Anyone who tells you there is a quick and easy fix for homelessness is “selling you a bill of goods”. It’s not true. It’s a problem years in the making, with many complicated aspects, and we’re not going to make it go away overnight.
Homelessness is about housing. It doesn’t take a doctorate in economics to understand that when something becomes more expensive, fewer people can afford it. The same thing is true of housing, believe it or not!
As YIMBYs, we believe in housing abundance – more housing of all shapes and sizes. But Bend residents without any housing are those furthest away from benefiting from more market-rate housing. Housing abundance is the best long-term solution, but it will take time.
“Drugs” are often cited by armchair experts as a cause of homelessness. But when we look at the facts, West Virginia has a raging opioid epidemic, and far lower rates of people without a place to sleep. Why? Because housing is cheaper there. To be clear, some people clearly have issues with substance abuse, but it becomes that much more difficult to help them if housing is extremely expensive. This article goes into some detail about substance abuse and housing, and is well worth a read: https://homelessness.ucsf.edu/blog/how-atlantics-big-piece-meth-and-homelessness-gets-it-wrong
Some claim that if you build shelters and give people a helping hand, it will “entice” people to move to Bend. Really? Come on… it’s cold and not easy here in the winter, and if people are really moving for “amenities”, they’re going to go somewhere warmer with more services. San Francisco, Los Angeles or Portland, for instance. Most people who do not have a home in the Bend area were living here prior to becoming homeless (source: a recent “point in time” count). They’re our neighbors, for the most part, not people who decided that living in a tent in winter in Bend sounded like fun.
So what can be done? What do we want our city to be like? Here are some thoughts and facts:
- We believe everyone’s person and property ought to be secure. This includes businesses seeing camps spring up outside their front doors. They should not bear the burden of a systemic failure. It also includes people without any place to store their belongings.
- The Martin vs Boise court case says that: “cities cannot enforce anti-camping ordinances if they do not have enough homeless shelter beds available for their homeless population. The decision was based on the Eighth Amendment to the U.S. Constitution’s prohibition on cruel and unusual punishment.”
- Our city does have some latitude to remove campers for health and safety reasons, but we cannot legally wholesale stop camping everywhere without having places for people to go.
- Even if the city of Bend could do that, Bend does not control land owned by the Bureau of Land Management or Forest Service outside of town. Push people out of town to, say, China Hat road, and you haven’t solved any problems, you’ve just shuffled them around. Now you have a bunch of people living in the woods, where they’re more liable to accidentally start a fire, and are far from services and jobs.
- Which means the best option to divert people from camping on our streets is to have managed shelters of various types. What kinds, for who, where is a tricky question, and probably better suited for experts rather than, say, the loudest voices on social media, who know the people they are dealing with.
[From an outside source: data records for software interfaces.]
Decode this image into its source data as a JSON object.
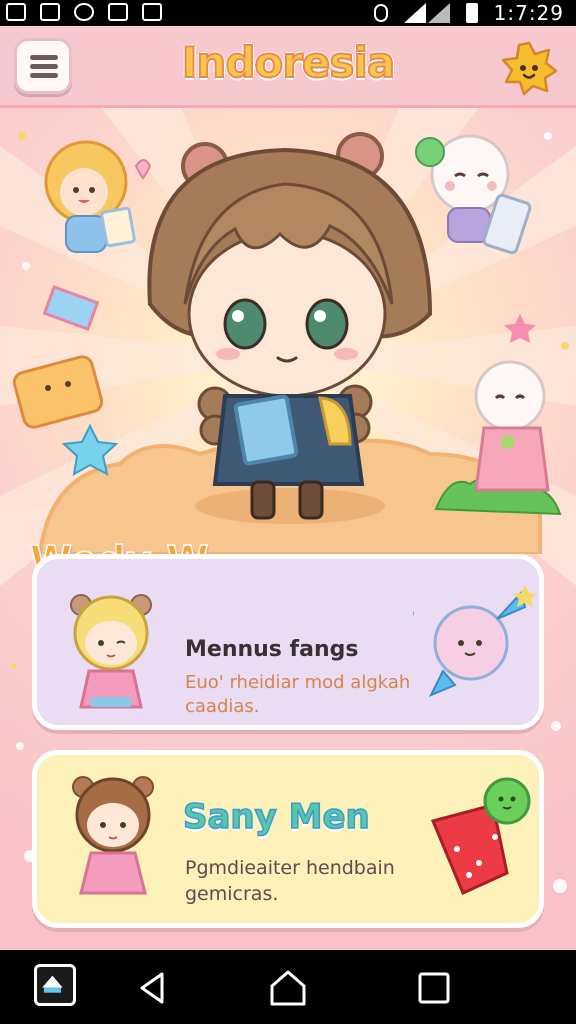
{
  "status_bar": {
    "time": "1:7:29",
    "icons": [
      "notification-icon",
      "image-icon",
      "fire-icon",
      "no-sim-icon",
      "chart-icon",
      "vibrate-icon",
      "signal-icon",
      "battery-icon"
    ]
  },
  "header": {
    "title": "Indoresia",
    "menu_icon": "hamburger-menu-icon",
    "mascot_icon": "star-mascot-icon"
  },
  "hero": {
    "description": "chibi girl character holding a book with friends"
  },
  "section": {
    "tag_text": "Wedy W"
  },
  "cards": [
    {
      "title": "Mennus fangs",
      "description": "Euo' rheidiar mod algkah caadias."
    },
    {
      "title": "Sany Men",
      "description": "Pgmdieaiter hendbain gemicras."
    }
  ],
  "nav_bar": {
    "icons": [
      "app-launcher-icon",
      "back-icon",
      "home-icon",
      "recents-icon"
    ]
  },
  "colors": {
    "header_bg": "#f8c8cf",
    "title_fill": "#f8c64a",
    "card1_bg": "#e9dcf3",
    "card2_bg": "#fbf1b9",
    "accent_teal": "#59c7a7"
  }
}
We’re not going to see “one size fits all” solutions.
- If we build no shelters, we get the status quo, with unmanaged camps popping up here and there and everywhere.
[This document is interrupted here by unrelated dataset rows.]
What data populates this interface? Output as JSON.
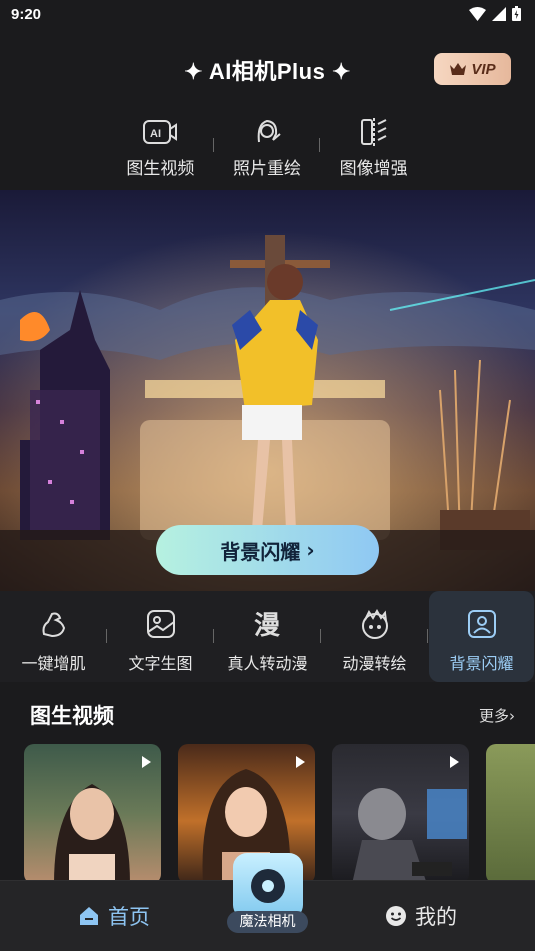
{
  "status": {
    "time": "9:20"
  },
  "header": {
    "title": "AI相机Plus",
    "vip_label": "VIP"
  },
  "top_tools": [
    {
      "label": "图生视频",
      "icon": "ai-video-icon"
    },
    {
      "label": "照片重绘",
      "icon": "portrait-brush-icon"
    },
    {
      "label": "图像增强",
      "icon": "image-enhance-icon"
    }
  ],
  "banner": {
    "button_label": "背景闪耀"
  },
  "feature_tabs": [
    {
      "label": "一键增肌",
      "icon": "muscle-icon"
    },
    {
      "label": "文字生图",
      "icon": "text-to-image-icon"
    },
    {
      "label": "真人转动漫",
      "icon": "anime-icon"
    },
    {
      "label": "动漫转绘",
      "icon": "anime-redraw-icon"
    },
    {
      "label": "背景闪耀",
      "icon": "background-shine-icon",
      "active": true
    }
  ],
  "section": {
    "title": "图生视频",
    "more_label": "更多"
  },
  "bottom_nav": {
    "home_label": "首页",
    "camera_label": "魔法相机",
    "me_label": "我的"
  },
  "colors": {
    "accent": "#8ec5f2",
    "vip_bg": "#f6d7c1",
    "banner_button": "#b6f1e0",
    "background": "#1b1b1d"
  }
}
So the bargain should look something like: we make safe, managed places available for people, and stop allowing random, unstructured, unsupervised camps on sidewalks and by roads.
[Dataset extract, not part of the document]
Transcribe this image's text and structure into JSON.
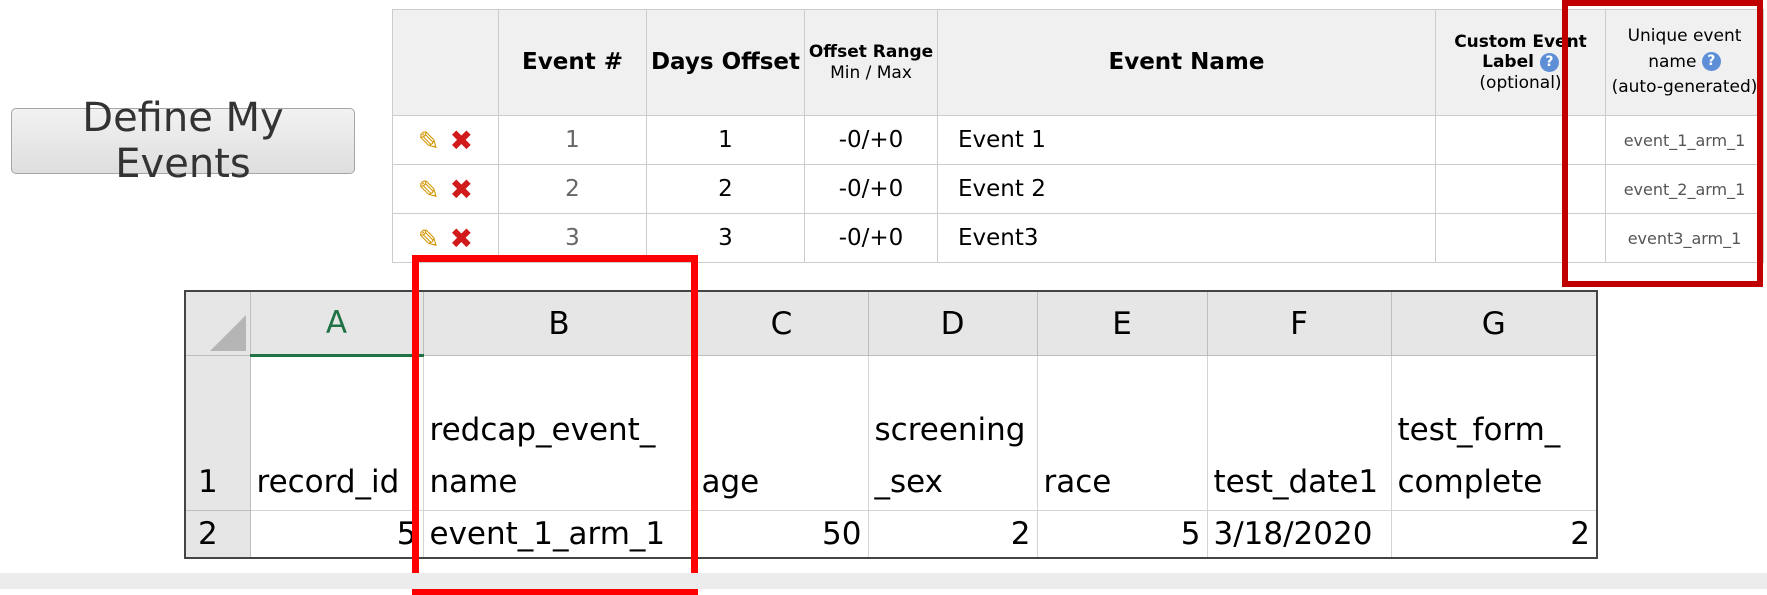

This is safer and more predictable for everyone involved. Services will be available at the shelters. Trash pickup and toilets will keep the sites cleaner – and we should hold our elected officials and city staff to this promise.
Of course, it won’t be an overnight fix. Don’t believe anyone who promises that it will be.
Denver built managed camps, and like here, people were apoplectic. Until things actually went fairly well and the sky did not fall: https://denverite.com/2021/05/30/denvers-first-two-sanctioned-campsites-won-over-their-housed-neighbors-now-theyre-moving/
Homelessness is caused by scarcity of dwellings. The people who suffer the most from housing scarcity tend to be people who have other problems, too. But in a world of housing plenty, those problems don’t need to generate widespread homelessness. Conversely, if there aren’t enough homes to go around, then no amount of mental health services is going to fix the fact that someone is stuck without a place to live.https://www.slowboring.com/p/homelessness-is-about-housing-not